We need more health clinics in schools

After more than two years of disrupted classes during the pandemic, it’s clearer than ever that schools are more than just places to learn: they’re vital safe places for students to build friendships, get wholesome meals and talk with trusted adults. And they can be more – schools can also provide health care.

About 3,000 school health centers operate in more than 30 US states, offering primary and preventive care to students who live in medically underserved areas. Staff at the centers treat flu, asthma, diabetes and other common ailments. They provide vaccinations and screening for dental, vision and hearing problems, and some provide mental health and reproductive health care.
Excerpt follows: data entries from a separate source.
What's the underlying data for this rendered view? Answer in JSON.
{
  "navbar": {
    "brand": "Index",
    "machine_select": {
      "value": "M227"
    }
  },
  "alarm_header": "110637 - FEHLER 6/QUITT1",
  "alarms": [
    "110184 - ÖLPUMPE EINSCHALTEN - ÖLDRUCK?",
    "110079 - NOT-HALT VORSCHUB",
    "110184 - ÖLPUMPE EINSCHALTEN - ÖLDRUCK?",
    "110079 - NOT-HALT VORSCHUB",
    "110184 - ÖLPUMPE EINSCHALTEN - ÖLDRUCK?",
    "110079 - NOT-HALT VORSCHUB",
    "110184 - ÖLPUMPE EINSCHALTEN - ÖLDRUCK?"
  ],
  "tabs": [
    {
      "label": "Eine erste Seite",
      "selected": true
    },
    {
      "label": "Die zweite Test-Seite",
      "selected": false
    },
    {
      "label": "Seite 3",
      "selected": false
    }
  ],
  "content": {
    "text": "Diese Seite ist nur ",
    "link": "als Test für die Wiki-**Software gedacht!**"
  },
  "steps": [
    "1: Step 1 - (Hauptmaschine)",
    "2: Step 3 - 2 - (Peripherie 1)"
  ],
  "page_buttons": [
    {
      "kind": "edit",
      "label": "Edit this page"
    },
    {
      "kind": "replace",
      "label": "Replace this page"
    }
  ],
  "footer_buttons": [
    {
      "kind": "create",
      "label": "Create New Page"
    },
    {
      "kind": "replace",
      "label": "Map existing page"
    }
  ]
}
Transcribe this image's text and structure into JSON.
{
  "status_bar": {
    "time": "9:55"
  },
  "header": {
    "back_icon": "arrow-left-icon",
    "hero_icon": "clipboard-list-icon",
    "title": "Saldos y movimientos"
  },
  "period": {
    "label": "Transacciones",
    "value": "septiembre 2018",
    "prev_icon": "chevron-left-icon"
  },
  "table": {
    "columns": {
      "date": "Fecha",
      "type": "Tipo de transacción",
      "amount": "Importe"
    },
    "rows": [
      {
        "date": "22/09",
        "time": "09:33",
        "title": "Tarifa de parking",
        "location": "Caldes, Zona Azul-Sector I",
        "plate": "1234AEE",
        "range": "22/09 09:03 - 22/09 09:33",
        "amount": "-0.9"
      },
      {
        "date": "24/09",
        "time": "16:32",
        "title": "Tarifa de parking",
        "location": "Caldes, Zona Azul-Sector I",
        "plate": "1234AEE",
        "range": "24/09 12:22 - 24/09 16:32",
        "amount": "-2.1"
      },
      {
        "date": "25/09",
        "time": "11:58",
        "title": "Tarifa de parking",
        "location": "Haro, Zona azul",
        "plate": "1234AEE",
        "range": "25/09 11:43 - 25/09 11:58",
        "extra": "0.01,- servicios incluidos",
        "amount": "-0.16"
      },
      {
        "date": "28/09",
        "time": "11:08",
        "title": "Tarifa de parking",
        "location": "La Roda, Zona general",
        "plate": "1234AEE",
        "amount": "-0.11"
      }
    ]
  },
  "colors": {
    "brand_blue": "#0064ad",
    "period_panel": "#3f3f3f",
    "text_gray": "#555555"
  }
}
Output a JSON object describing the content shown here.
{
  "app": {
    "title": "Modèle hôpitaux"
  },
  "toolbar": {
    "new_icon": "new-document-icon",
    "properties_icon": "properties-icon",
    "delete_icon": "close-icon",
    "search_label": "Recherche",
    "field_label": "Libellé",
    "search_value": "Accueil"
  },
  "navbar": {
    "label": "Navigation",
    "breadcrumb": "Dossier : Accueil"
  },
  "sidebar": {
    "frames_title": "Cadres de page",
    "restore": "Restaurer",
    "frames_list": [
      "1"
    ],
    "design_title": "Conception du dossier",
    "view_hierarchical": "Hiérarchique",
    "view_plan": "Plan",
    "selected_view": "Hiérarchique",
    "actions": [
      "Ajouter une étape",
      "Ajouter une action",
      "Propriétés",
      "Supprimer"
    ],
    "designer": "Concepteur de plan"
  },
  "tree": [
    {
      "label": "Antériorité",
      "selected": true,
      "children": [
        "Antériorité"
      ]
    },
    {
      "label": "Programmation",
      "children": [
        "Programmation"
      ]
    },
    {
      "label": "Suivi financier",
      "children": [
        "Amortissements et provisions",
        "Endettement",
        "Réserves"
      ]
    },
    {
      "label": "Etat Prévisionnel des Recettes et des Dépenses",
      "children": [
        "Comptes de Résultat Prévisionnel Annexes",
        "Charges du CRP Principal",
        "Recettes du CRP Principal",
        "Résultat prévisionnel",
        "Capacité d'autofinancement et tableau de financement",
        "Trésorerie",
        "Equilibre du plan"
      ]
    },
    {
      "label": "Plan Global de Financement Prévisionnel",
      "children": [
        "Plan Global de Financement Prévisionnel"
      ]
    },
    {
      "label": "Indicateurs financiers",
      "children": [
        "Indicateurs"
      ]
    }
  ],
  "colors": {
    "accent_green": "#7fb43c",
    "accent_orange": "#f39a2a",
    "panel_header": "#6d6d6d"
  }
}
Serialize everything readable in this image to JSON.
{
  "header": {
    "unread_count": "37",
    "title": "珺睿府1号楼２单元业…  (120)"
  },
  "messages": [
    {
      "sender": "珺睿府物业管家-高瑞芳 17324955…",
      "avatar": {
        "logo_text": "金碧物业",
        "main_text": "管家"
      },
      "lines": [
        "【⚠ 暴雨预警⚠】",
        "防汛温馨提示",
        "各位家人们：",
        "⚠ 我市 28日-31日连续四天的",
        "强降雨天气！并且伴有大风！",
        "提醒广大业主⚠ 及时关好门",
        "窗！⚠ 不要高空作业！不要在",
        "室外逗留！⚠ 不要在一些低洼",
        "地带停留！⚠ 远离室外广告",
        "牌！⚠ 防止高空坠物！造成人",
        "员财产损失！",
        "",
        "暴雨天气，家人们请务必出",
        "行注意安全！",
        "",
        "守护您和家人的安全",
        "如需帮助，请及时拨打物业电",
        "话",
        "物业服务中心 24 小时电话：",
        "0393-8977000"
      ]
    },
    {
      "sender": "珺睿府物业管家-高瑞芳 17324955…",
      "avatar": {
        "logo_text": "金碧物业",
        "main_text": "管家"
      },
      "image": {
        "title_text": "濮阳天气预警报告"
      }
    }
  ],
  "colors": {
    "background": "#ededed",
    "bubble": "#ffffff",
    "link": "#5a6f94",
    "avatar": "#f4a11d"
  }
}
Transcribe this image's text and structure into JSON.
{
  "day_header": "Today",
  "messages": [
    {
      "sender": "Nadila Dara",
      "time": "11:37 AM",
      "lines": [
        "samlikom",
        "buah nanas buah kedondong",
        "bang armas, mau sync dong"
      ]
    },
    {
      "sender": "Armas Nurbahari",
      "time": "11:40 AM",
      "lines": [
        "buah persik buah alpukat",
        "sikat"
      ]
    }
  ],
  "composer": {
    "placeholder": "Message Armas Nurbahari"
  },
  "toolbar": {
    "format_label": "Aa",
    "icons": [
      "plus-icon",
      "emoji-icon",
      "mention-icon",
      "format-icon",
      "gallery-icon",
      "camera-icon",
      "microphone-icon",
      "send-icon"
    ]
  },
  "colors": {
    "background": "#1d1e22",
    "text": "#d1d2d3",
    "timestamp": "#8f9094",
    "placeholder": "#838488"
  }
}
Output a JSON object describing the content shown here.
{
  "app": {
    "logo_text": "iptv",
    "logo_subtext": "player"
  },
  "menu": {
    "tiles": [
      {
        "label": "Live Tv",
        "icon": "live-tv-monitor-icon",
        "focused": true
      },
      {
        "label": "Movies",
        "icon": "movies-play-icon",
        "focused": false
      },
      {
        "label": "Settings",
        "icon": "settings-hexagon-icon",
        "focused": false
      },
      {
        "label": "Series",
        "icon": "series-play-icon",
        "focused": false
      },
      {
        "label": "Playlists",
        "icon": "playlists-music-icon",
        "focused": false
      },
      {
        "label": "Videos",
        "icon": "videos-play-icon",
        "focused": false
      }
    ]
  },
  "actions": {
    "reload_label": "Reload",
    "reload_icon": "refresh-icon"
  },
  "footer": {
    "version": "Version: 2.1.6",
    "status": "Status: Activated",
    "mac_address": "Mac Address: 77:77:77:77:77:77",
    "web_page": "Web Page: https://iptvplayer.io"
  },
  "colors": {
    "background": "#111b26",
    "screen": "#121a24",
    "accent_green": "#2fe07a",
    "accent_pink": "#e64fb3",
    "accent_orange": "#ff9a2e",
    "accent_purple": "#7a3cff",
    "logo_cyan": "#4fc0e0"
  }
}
These clinics, which are often partnerships between school districts and local community health organizations and hospitals, provide services to children who need them most and who are most at risk of falling behind in school because their health needs remain dissatisfied.

The pandemic has been hard on existing school health centers, and as we count the years of education lost, it is time for government at all levels to recognize that all children need accessible and affordable health care. As lawmakers prepare budgets, reallocate funds and begin a new school year, existing clinics must be able to operate without budget fears, more dollars must go to school clinics, and more community partners must be financially and physically involved in health care efforts for the children who miss them.

“Healthy kids learn better,” says Robert Boyd, president and CEO of the School Health Alliance (SBHA), a nonprofit organization that promotes school health centers. More than 20 million children in the US do not have adequate access to health care, and the most direct way to address this need is to bring doctors to them. “A lot of their parents can’t get away from work to take them to appointments,” says Boyd. “And even if they manage to escape work, children often miss a whole day of school. By having the health center right there in the school facility, they can do what they need to do and get back to class.” And schools are often among the most trusted institutions within communities, making it easier to reach students who are concerned to visit doctor’s offices or whose parents do not trust outside providers.

Providing health care through schools has been shown to improve children’s physical well-being and educational outcomes. A 2005 study in Journal of Adolescent Health found that after opening health centers in US public schools, their students’ risk of hospitalization for asthma decreased 2.4 times, and their asthma emergency room trips decreased by 33.5 percent. Other studies show that school-based clinics can increase vaccination rates among students, reduce mental health problems, and increase student contraceptive use. When it comes to education, kids who use such centers have improved attendance and grades, are more likely to be promoted to the next grade and less likely to be suspended — and are generally more prepared for college. Based on all of this evidence, a Centers for Disease Control and Prevention task force recently recommended school-based health centers as a key strategy to promote health equity—that is, to reduce access disparities that exist among wealthier, more privileged populations. and everyone else.

Yet most school communities that could desperately use such clinics do not have them. In 2021, Congress appropriated $5 million to support new and expanded services at school health centers. That money funded 25 facilities — but the program received more than 300 applications. And less than half of US states currently fund school health centers. Although clinics can also bill Medicaid and insurance for students who have coverage, they need stable funding for operating costs, including hiring well-trained staff.

Many existing centers had to close temporarily or permanently during the pandemic, and centers struggled to retain staff and funding. One bright spot is that more than 60 percent of centers that responded to an SBHA survey began offering telehealth services between 2020 and 2021, expanding their reach. And many have been able to administer COVID vaccines to populations that did not have access to the life-saving vaccines. Getting the care children need, where they need it, has always made sense and is more urgent than ever. The moment is right to expand school health centers for all underserved students.

JOIN THE CONVERSATION ONLINE Visit Scientific American on Facebook and Twitter or send a letter to the editor: [email protected]

Leave a Comment